Wednesday, January 30, 2008

Fox & Anchor

I am prone to bouts of serious unobservedness. So by the time I heard that the old Smithfield market pub, the Fox and Anchor, had been revamped by the guys from the near-by Malmaison the place had already been open for a couple of months. Still, in this case it was defintiely a case of better late than never. The spruce up helps show off the original decor to great effect -- the domineering old dark wood counter, the decorative glass pannels, the little nooks and crannies. They now offer rooms above the pub, but have kept up the tradition of breakfasts from 7 am. There's a changing selection of real ales on tap (around £3), which are served in pewter tankards (though in reality this is slightly less cool, as there's a gentle taste of metal and you can't easily see how much head there is on your pint). The menu is short, starring a tempting array of British classics, and there are specials on the blackboard.

Food-wise the standout was the beef and oyster pie (£10.95) - melt-in-the-mouth chunks of slow cooked meat in a rich, plentiful gravy, topped with a crisp duvet of puff pastry and served (I am guessing this is some kind of bizarre English tradition) with a couple of oysters. The meat, apparently comes from Ginger Pig (lauded by everyone from mutton-loving Prince Charles to Jay Rayner), and the thick chips are fried in goose fat and come in funky little cones. The steak tartare looked really cool, served on wooden boards and topped with an orange yolk. I thought the seasoning was perfect, but the husband deemed it not hot enough (luckily they provided Tabasco as a remedy). The juices from the real, non-dried wild mushrooms had beautifully soaked through into the accompanying toast (£4.95).
There are a few quibbles, of course.
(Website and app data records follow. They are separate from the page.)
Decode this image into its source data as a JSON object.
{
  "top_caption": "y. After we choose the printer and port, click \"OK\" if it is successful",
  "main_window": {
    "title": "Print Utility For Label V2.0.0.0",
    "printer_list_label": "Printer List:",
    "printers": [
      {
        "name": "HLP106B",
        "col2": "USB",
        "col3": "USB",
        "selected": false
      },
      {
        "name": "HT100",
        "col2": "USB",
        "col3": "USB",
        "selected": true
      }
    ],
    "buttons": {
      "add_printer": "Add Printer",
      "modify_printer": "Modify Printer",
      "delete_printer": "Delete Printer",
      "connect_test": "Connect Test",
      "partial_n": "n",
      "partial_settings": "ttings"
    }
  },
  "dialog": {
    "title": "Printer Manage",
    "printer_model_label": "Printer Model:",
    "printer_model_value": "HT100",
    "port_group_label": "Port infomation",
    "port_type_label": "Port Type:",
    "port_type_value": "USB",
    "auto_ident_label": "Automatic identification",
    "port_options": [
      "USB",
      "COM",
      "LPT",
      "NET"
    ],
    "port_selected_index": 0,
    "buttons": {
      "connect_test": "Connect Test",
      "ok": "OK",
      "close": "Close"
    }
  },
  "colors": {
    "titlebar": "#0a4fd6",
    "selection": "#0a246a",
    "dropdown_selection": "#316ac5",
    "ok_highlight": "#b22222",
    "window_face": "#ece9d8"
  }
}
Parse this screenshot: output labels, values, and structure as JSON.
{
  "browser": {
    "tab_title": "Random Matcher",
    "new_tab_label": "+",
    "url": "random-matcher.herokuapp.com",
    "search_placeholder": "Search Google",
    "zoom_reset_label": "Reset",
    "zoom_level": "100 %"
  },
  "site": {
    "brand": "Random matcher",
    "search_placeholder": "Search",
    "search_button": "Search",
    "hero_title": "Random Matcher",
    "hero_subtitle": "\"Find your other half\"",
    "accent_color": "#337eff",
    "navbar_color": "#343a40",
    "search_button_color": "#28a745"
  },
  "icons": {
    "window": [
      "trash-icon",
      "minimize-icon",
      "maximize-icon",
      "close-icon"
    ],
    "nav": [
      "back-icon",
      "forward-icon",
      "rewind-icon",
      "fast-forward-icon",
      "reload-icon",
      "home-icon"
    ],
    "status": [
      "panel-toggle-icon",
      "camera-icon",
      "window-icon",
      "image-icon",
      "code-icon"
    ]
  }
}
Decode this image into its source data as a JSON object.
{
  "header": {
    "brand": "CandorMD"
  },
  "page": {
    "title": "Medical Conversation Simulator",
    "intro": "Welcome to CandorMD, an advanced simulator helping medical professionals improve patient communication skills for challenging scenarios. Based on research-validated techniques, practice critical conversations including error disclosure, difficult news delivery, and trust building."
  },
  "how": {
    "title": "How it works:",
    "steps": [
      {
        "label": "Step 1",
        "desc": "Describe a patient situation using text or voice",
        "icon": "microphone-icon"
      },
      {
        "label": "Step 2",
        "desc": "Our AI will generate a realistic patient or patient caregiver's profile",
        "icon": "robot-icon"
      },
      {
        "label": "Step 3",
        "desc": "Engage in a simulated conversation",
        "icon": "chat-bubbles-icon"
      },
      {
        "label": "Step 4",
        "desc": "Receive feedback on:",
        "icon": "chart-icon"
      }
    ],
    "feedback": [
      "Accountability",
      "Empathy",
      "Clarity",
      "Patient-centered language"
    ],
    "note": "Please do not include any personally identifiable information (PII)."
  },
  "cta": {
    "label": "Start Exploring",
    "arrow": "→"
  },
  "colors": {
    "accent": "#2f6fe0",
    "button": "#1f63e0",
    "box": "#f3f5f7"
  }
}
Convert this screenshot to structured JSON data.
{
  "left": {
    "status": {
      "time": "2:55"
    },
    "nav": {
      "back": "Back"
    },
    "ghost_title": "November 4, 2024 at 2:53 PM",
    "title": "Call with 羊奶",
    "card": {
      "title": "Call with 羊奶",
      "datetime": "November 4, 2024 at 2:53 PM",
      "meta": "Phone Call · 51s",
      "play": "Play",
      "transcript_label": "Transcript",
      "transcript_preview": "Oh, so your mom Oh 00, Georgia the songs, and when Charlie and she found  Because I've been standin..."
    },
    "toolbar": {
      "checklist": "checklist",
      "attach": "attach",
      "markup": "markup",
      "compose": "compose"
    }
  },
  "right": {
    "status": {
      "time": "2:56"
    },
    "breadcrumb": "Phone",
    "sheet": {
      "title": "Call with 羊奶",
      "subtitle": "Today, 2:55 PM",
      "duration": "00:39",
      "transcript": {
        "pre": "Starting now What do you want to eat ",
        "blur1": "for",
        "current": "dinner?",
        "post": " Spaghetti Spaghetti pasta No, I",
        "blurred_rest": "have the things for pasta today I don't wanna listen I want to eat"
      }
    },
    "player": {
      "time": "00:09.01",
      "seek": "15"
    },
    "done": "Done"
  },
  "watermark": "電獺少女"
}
The bread is a bit of a disappointment, the steak with a duck egg from the specials board was very lacklustre, the TV screens are an unnecessary distraction (though bonus points for showing a black and white, silent farce!) and being within spitting distance of the city the place is to full of suits to feel like a real local...
But we went back for a second visit within a week of our first one, so I think it's fair to say we are smitten!
The Fox and Anchor, 115 Charterhouse St, EC1M 6AA; Tel. 020 72501300; Tube: Farringdon or Barbican;


Sarah said...

There was a post a week or so back in this other uk food blog which mentions the strange addition of oysters in pies. I’m not convinced but never say never!!

EdibleLondon said...

I had a bit of a google, and it turns out that steak and oyster pie actually was a very traditional British dish. Seems that back in the days when oysters were poor man's food they were used to bulk out dishes. Though I think they were usually cooked, as in that hotpot recipe -- so guess serving raw on the side is a modern twist.